Named Balarat from an Australian term meaning "good camping ground," the land was given to the Denver schools by an anonymous donor in 1968, under the condition that improvements be made but that the ecological systems be preserved.
This ecology is the focus for the fifth-graders from Traylor Elementary School. They listen to the frogs in the pond, learn that sedum can be a survival food, and discover that the bark of a ponderosa pine smells like vanilla when the sap is running. However, this "classroom" can adapt just as well to a seventh-grade art class or a high school group studying geology. Pupils from preschool through 12th grade use it.
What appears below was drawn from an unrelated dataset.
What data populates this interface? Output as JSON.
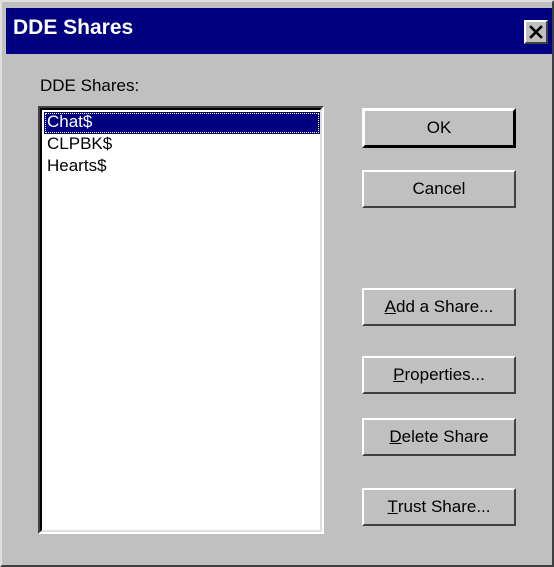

A Balarat teacher, Alice Sato, gathers the fifth-graders around her, then divides them into three teams: one to go with her, one to go with their teacher, Dick Bradley, and one to go with Kurt Hopkins, a high school senior who assists them as part of a Balarat eco-seminar course he is taking. Mrs. Sato's team names themselves the "Aberts," after the tassel-eared Western squirrels.
Walking on paths marked by logs half buried in the ground, the teams follow their leaders. They stop to look at the meandering gopher tunnels, clearly visible when the snow has melted. Mrs. Sato points out a fallen hollow log that is "an apartment house" and "a supermarket" for the inhabiting ants and other insects.
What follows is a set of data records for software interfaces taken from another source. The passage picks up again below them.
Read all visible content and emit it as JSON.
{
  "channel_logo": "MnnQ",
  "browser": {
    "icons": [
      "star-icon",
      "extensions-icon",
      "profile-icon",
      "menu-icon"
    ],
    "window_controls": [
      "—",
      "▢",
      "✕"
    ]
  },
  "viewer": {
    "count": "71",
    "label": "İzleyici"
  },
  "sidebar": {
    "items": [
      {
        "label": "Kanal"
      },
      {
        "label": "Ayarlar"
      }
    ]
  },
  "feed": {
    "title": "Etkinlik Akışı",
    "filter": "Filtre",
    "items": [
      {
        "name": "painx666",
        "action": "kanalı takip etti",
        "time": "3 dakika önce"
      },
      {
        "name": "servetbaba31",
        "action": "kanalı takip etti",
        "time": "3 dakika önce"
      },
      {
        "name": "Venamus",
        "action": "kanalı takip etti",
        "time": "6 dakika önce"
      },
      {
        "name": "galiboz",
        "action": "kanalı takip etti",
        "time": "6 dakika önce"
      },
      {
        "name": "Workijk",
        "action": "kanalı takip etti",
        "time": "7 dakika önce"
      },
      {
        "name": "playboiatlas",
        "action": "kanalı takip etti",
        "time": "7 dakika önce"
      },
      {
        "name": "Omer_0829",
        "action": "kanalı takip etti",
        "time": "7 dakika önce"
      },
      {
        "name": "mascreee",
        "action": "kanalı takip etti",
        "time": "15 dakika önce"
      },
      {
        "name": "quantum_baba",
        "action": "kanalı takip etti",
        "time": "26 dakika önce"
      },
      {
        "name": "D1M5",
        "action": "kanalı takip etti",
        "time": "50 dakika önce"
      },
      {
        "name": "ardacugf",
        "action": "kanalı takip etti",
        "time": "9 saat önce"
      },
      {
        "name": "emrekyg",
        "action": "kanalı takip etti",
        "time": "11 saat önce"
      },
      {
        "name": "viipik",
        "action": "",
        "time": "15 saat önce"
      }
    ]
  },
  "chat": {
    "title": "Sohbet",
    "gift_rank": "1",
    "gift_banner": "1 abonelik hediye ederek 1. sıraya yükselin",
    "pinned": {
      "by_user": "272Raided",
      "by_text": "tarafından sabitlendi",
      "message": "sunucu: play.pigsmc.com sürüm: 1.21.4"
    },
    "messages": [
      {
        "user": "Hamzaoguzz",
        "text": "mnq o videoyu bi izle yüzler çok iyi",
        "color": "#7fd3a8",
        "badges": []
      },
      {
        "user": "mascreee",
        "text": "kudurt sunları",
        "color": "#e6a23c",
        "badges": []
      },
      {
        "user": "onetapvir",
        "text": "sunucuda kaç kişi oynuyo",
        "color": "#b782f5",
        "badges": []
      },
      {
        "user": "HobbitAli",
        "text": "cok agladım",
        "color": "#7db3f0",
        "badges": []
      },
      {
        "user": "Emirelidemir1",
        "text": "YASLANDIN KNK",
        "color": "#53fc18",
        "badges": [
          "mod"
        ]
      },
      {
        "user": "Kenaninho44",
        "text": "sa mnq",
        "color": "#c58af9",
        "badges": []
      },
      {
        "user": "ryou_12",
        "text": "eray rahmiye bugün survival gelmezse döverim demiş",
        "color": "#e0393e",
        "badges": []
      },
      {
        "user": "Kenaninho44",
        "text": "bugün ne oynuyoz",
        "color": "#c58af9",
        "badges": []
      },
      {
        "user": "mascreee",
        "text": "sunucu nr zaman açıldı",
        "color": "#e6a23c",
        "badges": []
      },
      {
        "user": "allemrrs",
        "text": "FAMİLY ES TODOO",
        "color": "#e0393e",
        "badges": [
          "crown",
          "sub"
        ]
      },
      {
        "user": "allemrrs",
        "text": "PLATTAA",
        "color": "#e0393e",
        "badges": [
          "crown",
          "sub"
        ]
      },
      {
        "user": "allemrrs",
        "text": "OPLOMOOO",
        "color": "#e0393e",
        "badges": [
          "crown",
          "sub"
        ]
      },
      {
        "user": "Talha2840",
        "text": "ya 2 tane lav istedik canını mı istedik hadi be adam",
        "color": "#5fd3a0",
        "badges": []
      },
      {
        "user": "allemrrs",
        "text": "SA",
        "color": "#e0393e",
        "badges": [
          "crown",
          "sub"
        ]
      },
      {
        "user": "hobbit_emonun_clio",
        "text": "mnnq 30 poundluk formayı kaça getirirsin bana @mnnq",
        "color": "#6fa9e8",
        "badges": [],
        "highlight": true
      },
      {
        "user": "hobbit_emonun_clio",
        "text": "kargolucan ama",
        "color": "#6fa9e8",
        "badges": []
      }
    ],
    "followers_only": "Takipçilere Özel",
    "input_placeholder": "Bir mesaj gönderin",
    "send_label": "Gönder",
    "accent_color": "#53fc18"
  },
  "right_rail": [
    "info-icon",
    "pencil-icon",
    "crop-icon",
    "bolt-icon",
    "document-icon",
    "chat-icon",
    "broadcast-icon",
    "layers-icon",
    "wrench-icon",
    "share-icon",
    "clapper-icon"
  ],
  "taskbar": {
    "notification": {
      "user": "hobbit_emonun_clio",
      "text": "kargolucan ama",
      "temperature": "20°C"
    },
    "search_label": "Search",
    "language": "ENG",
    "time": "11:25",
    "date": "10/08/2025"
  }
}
"This is a lot better than junk food," observes one wise fifth-grader, as they sample wild onions and other plants that could be used for survival in the wilderness.
"Every inch of the way there is something to enjoy!" Mrs. Sato exclaims. Although she teaches at Balarat five days a week, she finds that each time she leads a group the "classroom" is a little bit different. One student points out a plant the teacher identifies as "grandfather's beard." Another time the group gathers around a rock that shelters a miniature fern -- a rarity in this arid climate. Then they all touch the trunk of an Aspen tree to feel the white "powder" on its bark.
"Children are wonderful -- so spontaneous. They notice and think about what they see," says Mrs. Sato appreciatively. One of five full-time Balarat teachers, she has been with the program since its inception and helped plan Balarat as an education center. Previously she had had experience both as a biology and elementary schoolteacher.
When it is time to eat the sack lunches each pupil has in a backpack, Mrs. Sato pauses. "What does fragile mean?" she asks. "It means don't be rough with it," a fifth-grader answers. Only after they learn that they must be careful with fragile nature -- so that one careless kick of their hiking boots does not trample hundreds of tiny plants -- are the children allowed onto the hillside.